Kassandra Frederique, DPA’s New York State Director, addresses a group of advocates, including allies from VOCAL-NY, at the Albany statehouse in June 2016 before meeting with legislators to talk about drug policy reform and reparative justice.

Published: April 2017

The Open Philanthropy Project recommended a grant of $1,371,630 over two years to the Drug Policy Alliance (DPA) to support the work of asha bandele and Kassandra Frederique, who plan to lead culture change and pilot project strategies to advance a public health approach to the use and sale of all drugs. When fully implemented, a public health approach shifts authority and resources to address drug use from the criminal justice system, which uses criminalization and punishment to achieve outcomes, to the health system, which focuses on treatment and reducing the harms associated with drug use. DPA has been advancing a public health approach for the past several years with a focus on policy analysis and policy reports.

We believe that it is possible for this strategy to have several positive impacts, in part based on the results of drug decriminalization in Portugal.
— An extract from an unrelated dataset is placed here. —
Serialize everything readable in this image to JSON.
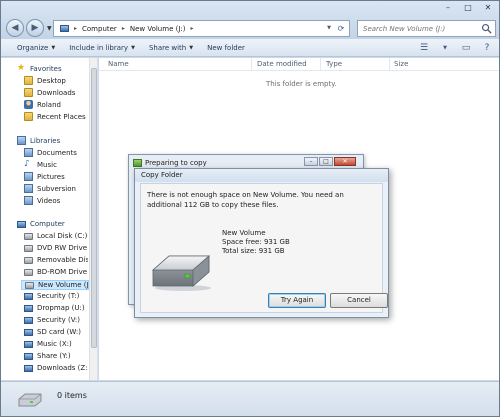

Decriminalization means that while possession of drugs is not permitted, it is not a criminal offense, and is dealt with through administrative sanctions. Since decriminalization in Portugal in 2001, the country has experienced a slight reduction in drug use among adolescents, a substantial reduction in the number of people in contact with the criminal justice system, a significant increase in the number of people in drug treatment, and a roughly 80% reduction in deaths caused by drug use.1

We believe that moving toward a Portugal model stands a reasonable chance of significantly reducing incarceration in the U.S. While people convicted of drug crimes make up a relatively small proportion of the U.S. prison population, they make up the majority of people admitted to prison (the discrepancy is due to short average prison sentences for drug convictions). Reducing the churn of people in and out of prison would limit the overall number of people impacted by contact with the criminal justice system. Additionally, our understanding is that drug possession is often the first arrest that puts someone in contact with the law enforcement system, and increases the probability of incarceration later in life, including through technical violations of probation and parole conditions.

We decided to make this grant to enable DPA to more highly prioritize several strategies that we believe are important to achieving the goal of a Portugal-style reform in the U.S. and that we believe DPA would not pursue in the absence of the grant. These include strategies targeting culture change, a stronger focus on racial justice, and support for a demonstration project in Ithaca, New York, whose mayor has adopted a plan to implement a public health approach to drug use.2 We hope that this grant will shorten the timeline to achieving substantial drug policy reforms in several states and influence conversations about reducing penalties for drug crimes.

Update: In December 2018, $28,370 of unspent funds were returned by DPA. The “grant amount” above has been updated to reflect this.


Drug Policy Alliance, Drug Decriminalization in Portugal Source (archive)
The Ithaca Plan: A Public Health and Safety Approach to Drugs and Drug Policy Source (archive)